● Data records for software interfaces
+++

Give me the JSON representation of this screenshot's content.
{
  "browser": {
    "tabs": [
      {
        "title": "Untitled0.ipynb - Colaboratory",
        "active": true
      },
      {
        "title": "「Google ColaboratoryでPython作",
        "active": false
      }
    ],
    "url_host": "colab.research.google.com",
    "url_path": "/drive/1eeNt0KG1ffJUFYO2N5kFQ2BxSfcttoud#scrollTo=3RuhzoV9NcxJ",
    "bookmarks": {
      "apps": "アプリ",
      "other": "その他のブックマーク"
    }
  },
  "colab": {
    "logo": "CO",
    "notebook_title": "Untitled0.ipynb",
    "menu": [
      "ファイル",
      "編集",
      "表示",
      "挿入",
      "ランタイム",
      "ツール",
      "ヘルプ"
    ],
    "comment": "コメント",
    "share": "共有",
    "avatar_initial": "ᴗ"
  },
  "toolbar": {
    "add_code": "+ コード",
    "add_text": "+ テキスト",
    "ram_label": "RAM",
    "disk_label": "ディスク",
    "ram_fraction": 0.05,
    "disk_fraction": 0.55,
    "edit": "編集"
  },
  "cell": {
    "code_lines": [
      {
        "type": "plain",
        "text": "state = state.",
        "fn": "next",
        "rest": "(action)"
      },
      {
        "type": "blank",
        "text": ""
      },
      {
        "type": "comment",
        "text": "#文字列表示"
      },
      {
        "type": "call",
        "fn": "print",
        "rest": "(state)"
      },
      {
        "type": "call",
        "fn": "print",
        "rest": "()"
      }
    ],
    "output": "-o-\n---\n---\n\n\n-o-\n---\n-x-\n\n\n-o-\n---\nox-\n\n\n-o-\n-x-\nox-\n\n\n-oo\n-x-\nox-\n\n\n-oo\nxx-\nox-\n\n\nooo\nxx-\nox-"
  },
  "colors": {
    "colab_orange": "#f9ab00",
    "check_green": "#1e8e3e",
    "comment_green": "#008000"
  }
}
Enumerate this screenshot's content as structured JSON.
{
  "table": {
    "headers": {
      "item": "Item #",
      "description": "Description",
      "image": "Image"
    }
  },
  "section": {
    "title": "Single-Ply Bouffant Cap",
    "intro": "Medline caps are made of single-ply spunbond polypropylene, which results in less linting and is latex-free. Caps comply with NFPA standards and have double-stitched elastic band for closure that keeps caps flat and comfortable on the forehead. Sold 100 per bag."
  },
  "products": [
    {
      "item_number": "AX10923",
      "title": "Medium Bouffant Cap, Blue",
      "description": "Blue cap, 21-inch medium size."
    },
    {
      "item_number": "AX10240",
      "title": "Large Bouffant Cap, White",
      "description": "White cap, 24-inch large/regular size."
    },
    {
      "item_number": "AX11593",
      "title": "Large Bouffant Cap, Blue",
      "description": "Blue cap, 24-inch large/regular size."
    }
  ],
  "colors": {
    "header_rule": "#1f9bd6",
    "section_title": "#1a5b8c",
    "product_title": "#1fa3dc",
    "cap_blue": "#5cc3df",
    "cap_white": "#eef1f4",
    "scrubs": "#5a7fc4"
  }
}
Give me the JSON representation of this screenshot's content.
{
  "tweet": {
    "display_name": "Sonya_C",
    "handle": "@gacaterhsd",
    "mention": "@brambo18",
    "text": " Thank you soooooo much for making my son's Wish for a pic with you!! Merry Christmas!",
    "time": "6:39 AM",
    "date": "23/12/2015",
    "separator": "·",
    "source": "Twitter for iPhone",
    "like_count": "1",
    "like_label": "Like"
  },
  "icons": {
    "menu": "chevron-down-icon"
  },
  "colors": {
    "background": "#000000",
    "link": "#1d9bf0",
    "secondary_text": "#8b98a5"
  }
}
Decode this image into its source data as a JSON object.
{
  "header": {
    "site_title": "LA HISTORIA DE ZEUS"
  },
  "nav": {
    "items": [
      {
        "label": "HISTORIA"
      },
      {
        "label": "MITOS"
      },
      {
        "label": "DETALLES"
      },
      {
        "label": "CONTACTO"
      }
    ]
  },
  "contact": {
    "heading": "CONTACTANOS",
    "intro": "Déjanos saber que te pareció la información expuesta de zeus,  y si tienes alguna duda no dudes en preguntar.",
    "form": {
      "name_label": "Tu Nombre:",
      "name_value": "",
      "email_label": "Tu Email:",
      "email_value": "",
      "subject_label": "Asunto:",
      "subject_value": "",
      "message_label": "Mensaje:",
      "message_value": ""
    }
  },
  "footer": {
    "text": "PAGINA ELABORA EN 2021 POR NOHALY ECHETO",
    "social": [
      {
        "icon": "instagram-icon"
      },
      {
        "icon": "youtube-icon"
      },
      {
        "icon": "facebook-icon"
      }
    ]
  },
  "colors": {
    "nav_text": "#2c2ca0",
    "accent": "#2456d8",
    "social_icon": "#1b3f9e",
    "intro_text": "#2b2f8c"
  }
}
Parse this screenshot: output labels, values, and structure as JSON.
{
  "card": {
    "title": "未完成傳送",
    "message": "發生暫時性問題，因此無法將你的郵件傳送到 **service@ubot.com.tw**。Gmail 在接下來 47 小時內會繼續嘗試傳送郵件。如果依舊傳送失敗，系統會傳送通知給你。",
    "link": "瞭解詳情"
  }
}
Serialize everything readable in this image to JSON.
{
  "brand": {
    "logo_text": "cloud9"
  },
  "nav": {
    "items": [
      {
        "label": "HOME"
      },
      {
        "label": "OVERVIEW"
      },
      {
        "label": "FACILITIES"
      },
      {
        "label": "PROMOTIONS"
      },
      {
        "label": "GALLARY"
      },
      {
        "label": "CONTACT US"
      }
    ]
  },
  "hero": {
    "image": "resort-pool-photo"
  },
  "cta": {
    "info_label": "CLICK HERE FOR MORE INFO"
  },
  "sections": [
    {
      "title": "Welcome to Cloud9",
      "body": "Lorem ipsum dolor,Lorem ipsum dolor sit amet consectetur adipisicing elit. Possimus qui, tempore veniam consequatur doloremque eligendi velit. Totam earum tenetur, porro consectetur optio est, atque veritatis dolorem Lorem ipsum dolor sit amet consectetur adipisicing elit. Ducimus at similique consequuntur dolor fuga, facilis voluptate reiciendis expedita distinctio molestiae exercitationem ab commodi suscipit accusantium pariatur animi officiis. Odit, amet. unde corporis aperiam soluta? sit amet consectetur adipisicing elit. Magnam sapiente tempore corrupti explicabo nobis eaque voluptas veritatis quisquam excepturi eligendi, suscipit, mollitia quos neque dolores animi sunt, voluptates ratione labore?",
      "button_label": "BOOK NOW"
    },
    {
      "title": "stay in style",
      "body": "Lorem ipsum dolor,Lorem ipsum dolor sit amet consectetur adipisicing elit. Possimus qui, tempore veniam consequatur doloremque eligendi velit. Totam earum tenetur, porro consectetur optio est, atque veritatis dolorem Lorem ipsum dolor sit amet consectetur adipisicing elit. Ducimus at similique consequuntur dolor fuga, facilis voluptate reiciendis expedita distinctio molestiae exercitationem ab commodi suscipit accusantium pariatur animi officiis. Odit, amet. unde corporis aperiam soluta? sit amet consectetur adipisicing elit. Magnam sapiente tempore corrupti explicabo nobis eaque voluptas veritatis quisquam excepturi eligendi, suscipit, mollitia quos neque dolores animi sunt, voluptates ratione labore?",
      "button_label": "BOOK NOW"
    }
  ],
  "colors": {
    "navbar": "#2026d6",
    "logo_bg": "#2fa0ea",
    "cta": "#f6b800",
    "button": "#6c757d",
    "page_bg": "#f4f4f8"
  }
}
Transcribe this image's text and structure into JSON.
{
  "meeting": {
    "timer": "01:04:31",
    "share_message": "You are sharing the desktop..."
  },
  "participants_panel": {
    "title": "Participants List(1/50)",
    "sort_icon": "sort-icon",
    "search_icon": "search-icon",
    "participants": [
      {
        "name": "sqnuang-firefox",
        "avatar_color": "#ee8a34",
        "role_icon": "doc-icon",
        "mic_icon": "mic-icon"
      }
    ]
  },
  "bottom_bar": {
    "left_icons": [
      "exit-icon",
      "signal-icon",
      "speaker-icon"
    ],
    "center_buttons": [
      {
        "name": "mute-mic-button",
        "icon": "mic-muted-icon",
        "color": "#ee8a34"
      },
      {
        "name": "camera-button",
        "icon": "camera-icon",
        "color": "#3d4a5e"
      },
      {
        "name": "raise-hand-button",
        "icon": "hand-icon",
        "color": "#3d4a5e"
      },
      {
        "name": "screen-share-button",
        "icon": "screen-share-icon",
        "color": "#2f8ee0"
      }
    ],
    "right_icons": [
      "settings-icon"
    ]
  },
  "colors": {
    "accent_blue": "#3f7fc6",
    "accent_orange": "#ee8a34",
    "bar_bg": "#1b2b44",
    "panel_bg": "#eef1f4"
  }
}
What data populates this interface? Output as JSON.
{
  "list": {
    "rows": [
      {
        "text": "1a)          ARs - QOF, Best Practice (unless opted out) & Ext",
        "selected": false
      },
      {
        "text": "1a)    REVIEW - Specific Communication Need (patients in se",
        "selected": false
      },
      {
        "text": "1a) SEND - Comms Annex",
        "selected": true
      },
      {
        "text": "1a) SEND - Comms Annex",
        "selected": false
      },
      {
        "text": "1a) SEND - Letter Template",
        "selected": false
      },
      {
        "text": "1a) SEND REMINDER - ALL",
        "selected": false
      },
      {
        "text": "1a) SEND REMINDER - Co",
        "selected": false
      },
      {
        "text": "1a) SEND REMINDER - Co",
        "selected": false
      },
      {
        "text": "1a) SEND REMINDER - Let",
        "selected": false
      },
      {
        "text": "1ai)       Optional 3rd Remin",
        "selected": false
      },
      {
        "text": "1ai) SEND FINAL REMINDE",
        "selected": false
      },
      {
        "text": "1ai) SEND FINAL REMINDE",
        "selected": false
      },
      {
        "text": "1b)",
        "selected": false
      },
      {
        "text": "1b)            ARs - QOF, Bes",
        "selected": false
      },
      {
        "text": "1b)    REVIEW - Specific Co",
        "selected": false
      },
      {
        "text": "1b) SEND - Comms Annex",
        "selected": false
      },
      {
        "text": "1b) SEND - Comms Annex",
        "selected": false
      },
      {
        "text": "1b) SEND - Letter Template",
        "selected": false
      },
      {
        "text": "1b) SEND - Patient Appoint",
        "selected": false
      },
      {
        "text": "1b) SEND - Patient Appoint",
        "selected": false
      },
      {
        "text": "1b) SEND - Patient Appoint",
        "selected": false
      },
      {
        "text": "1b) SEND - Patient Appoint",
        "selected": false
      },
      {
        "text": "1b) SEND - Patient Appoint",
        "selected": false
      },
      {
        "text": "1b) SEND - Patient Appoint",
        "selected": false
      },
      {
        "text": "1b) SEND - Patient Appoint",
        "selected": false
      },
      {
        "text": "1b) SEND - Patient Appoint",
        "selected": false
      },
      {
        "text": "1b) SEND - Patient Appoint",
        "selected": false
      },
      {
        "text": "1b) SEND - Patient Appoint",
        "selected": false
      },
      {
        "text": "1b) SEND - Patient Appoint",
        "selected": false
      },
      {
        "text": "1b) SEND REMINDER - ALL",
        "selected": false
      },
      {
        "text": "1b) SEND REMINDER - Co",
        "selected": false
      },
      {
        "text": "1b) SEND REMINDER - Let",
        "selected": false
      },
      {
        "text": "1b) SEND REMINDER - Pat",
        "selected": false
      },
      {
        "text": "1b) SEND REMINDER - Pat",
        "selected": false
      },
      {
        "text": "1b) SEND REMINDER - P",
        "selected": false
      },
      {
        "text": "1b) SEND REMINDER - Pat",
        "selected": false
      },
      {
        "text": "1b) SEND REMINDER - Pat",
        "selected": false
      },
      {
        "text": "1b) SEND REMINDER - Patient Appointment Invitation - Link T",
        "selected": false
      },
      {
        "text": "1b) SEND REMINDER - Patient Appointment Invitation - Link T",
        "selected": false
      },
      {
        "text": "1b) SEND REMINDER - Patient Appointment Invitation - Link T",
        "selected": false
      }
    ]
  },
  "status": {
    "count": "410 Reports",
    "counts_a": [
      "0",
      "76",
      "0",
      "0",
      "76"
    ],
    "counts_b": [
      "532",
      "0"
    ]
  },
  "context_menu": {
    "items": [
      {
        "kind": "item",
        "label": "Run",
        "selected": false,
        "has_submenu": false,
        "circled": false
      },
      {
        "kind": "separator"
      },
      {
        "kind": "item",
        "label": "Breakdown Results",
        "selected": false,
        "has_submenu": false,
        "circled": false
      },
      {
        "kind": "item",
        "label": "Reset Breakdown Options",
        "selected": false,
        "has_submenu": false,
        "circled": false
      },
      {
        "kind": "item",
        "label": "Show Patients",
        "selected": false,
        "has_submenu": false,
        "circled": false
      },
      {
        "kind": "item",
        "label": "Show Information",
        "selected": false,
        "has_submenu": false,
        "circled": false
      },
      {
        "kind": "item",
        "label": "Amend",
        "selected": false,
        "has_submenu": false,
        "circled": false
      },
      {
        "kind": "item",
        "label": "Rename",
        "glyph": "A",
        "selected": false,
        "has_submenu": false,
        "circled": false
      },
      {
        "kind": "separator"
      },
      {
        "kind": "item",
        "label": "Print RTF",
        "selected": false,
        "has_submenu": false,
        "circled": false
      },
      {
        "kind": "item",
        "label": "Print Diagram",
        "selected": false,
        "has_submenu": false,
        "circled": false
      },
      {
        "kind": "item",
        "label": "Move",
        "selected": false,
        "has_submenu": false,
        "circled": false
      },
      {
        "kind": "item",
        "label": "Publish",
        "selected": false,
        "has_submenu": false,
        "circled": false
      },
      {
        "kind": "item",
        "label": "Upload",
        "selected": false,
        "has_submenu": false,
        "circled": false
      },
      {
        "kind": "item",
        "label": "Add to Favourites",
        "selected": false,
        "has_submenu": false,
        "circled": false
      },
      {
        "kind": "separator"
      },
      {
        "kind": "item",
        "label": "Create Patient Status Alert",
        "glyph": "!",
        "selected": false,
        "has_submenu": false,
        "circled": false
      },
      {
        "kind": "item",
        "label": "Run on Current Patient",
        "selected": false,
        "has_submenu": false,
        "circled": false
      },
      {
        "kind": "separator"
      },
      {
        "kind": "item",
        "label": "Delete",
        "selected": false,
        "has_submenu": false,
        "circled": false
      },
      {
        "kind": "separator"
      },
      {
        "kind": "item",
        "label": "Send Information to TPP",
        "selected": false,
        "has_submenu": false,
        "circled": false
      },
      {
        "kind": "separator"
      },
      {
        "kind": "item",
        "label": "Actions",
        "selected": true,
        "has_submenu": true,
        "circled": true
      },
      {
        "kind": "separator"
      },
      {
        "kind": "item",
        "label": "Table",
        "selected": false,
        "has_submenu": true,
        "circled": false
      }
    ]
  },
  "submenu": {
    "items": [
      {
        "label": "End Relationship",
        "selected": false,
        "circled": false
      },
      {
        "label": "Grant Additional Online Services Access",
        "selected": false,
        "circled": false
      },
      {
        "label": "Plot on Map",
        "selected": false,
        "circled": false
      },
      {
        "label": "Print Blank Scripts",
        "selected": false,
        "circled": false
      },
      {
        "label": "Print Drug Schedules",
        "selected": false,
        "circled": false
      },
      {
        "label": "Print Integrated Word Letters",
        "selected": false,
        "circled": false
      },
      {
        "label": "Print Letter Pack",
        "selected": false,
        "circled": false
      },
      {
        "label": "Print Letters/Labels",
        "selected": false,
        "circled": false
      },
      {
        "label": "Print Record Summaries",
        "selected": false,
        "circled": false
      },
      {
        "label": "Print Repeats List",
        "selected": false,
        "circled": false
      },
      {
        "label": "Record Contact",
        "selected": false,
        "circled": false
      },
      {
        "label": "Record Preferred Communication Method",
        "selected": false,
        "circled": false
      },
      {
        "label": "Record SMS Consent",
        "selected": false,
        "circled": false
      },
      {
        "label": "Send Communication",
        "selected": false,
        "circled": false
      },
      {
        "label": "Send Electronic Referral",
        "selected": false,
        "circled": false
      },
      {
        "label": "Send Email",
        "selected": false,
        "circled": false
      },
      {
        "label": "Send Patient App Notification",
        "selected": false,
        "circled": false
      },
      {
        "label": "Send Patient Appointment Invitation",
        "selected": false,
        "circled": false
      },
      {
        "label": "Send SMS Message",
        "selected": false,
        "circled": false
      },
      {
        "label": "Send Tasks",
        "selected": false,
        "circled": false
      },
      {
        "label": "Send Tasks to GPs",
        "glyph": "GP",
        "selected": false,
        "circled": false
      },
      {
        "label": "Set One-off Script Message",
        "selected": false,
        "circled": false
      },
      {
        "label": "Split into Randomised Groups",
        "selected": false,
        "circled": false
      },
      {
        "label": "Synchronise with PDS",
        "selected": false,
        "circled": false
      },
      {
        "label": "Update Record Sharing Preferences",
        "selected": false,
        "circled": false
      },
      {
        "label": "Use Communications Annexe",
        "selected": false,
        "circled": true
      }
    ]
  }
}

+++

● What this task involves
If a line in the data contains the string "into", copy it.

● Response below
Decode this image into its source data as a JSON object.
Transcribe this image's text and structure into JSON.
        "label": "Split into Randomised Groups",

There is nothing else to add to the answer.